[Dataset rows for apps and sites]
******

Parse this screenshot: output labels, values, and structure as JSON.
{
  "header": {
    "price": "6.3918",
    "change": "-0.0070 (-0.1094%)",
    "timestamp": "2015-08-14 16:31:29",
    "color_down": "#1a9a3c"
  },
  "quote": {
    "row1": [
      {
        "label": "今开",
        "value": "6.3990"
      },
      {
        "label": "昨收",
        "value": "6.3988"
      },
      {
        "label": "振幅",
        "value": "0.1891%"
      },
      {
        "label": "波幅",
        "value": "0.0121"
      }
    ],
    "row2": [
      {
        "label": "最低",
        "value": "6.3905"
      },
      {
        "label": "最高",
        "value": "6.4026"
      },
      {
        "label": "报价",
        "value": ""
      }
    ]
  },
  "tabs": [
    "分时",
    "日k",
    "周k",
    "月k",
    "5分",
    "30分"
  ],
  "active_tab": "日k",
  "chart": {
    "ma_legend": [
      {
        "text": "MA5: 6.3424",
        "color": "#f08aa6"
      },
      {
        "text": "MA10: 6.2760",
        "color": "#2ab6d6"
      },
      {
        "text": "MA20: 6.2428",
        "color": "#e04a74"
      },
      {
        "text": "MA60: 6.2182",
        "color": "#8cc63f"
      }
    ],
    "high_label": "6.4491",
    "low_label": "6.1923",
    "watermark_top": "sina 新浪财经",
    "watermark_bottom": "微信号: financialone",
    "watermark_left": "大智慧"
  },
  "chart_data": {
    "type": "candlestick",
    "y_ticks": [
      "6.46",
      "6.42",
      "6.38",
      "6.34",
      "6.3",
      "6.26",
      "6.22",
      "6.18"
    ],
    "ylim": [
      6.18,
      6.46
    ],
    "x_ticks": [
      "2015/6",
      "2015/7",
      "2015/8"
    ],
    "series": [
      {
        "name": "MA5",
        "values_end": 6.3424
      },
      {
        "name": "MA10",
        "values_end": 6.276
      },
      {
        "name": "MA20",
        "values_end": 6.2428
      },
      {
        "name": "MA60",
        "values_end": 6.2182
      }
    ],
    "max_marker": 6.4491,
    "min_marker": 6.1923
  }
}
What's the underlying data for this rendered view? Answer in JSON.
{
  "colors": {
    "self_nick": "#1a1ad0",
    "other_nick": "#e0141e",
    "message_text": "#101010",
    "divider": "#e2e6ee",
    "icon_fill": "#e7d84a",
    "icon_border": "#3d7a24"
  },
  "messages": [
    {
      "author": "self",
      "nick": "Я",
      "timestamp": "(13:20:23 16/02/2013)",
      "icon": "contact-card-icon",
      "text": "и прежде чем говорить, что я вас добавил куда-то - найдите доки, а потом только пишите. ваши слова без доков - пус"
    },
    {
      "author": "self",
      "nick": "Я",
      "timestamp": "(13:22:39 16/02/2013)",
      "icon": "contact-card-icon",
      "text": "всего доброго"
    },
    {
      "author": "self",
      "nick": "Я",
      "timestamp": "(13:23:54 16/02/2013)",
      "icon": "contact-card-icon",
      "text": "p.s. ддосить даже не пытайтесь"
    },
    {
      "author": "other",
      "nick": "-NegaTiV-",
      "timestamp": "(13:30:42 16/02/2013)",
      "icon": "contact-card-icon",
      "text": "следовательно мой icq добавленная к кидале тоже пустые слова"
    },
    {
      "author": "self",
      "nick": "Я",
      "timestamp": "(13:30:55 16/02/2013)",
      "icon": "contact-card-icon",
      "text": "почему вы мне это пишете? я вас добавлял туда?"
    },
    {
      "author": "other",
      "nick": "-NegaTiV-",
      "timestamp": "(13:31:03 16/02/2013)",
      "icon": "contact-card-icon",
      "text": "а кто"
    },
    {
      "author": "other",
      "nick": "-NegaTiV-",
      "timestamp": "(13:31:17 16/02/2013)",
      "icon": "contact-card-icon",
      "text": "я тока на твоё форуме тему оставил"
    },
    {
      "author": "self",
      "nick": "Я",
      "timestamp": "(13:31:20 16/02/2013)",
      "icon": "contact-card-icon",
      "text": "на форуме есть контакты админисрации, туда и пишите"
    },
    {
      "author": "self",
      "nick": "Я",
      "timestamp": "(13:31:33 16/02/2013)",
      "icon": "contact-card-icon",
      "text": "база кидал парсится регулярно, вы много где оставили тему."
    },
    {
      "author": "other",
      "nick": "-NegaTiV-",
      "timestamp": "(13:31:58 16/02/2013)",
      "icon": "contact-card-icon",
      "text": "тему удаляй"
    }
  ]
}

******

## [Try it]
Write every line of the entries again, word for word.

## [Completed exercise]
Parse this screenshot: output labels, values, and structure as JSON.
{
  "header": {
    "price": "6.3918",
    "change": "-0.0070 (-0.1094%)",
    "timestamp": "2015-08-14 16:31:29",
    "color_down": "#1a9a3c"
  },
  "quote": {
    "row1": [
      {
        "label": "今开",
        "value": "6.3990"
      },
      {
        "label": "昨收",
        "value": "6.3988"
      },
      {
        "label": "振幅",
        "value": "0.1891%"
      },
      {
        "label": "波幅",
        "value": "0.0121"
      }
    ],
    "row2": [
      {
        "label": "最低",
        "value": "6.3905"
      },
      {
        "label": "最高",
        "value": "6.4026"
      },
      {
        "label": "报价",
        "value": ""
      }
    ]
  },
  "tabs": [
    "分时",
    "日k",
    "周k",
    "月k",
    "5分",
    "30分"
  ],
  "active_tab": "日k",
  "chart": {
    "ma_legend": [
      {
        "text": "MA5: 6.3424",
        "color": "#f08aa6"
      },
      {
        "text": "MA10: 6.2760",
        "color": "#2ab6d6"
      },
      {
        "text": "MA20: 6.2428",
        "color": "#e04a74"
      },
      {
        "text": "MA60: 6.2182",
        "color": "#8cc63f"
      }
    ],
    "high_label": "6.4491",
    "low_label": "6.1923",
    "watermark_top": "sina 新浪财经",
    "watermark_bottom": "微信号: financialone",
    "watermark_left": "大智慧"
  },
  "chart_data": {
    "type": "candlestick",
    "y_ticks": [
      "6.46",
      "6.42",
      "6.38",
      "6.34",
      "6.3",
      "6.26",
      "6.22",
      "6.18"
    ],
    "ylim": [
      6.18,
      6.46
    ],
    "x_ticks": [
      "2015/6",
      "2015/7",
      "2015/8"
    ],
    "series": [
      {
        "name": "MA5",
        "values_end": 6.3424
      },
      {
        "name": "MA10",
        "values_end": 6.276
      },
      {
        "name": "MA20",
        "values_end": 6.2428
      },
      {
        "name": "MA60",
        "values_end": 6.2182
      }
    ],
    "max_marker": 6.4491,
    "min_marker": 6.1923
  }
}
What's the underlying data for this rendered view? Answer in JSON.
{
  "colors": {
    "self_nick": "#1a1ad0",
    "other_nick": "#e0141e",
    "message_text": "#101010",
    "divider": "#e2e6ee",
    "icon_fill": "#e7d84a",
    "icon_border": "#3d7a24"
  },
  "messages": [
    {
      "author": "self",
      "nick": "Я",
      "timestamp": "(13:20:23 16/02/2013)",
      "icon": "contact-card-icon",
      "text": "и прежде чем говорить, что я вас добавил куда-то - найдите доки, а потом только пишите. ваши слова без доков - пус"
    },
    {
      "author": "self",
      "nick": "Я",
      "timestamp": "(13:22:39 16/02/2013)",
      "icon": "contact-card-icon",
      "text": "всего доброго"
    },
    {
      "author": "self",
      "nick": "Я",
      "timestamp": "(13:23:54 16/02/2013)",
      "icon": "contact-card-icon",
      "text": "p.s. ддосить даже не пытайтесь"
    },
    {
      "author": "other",
      "nick": "-NegaTiV-",
      "timestamp": "(13:30:42 16/02/2013)",
      "icon": "contact-card-icon",
      "text": "следовательно мой icq добавленная к кидале тоже пустые слова"
    },
    {
      "author": "self",
      "nick": "Я",
      "timestamp": "(13:30:55 16/02/2013)",
      "icon": "contact-card-icon",
      "text": "почему вы мне это пишете? я вас добавлял туда?"
    },
    {
      "author": "other",
      "nick": "-NegaTiV-",
      "timestamp": "(13:31:03 16/02/2013)",
      "icon": "contact-card-icon",
      "text": "а кто"
    },
    {
      "author": "other",
      "nick": "-NegaTiV-",
      "timestamp": "(13:31:17 16/02/2013)",
      "icon": "contact-card-icon",
      "text": "я тока на твоё форуме тему оставил"
    },
    {
      "author": "self",
      "nick": "Я",
      "timestamp": "(13:31:20 16/02/2013)",
      "icon": "contact-card-icon",
      "text": "на форуме есть контакты админисрации, туда и пишите"
    },
    {
      "author": "self",
      "nick": "Я",
      "timestamp": "(13:31:33 16/02/2013)",
      "icon": "contact-card-icon",
      "text": "база кидал парсится регулярно, вы много где оставили тему."
    },
    {
      "author": "other",
      "nick": "-NegaTiV-",
      "timestamp": "(13:31:58 16/02/2013)",
      "icon": "contact-card-icon",
      "text": "тему удаляй"
    }
  ]
}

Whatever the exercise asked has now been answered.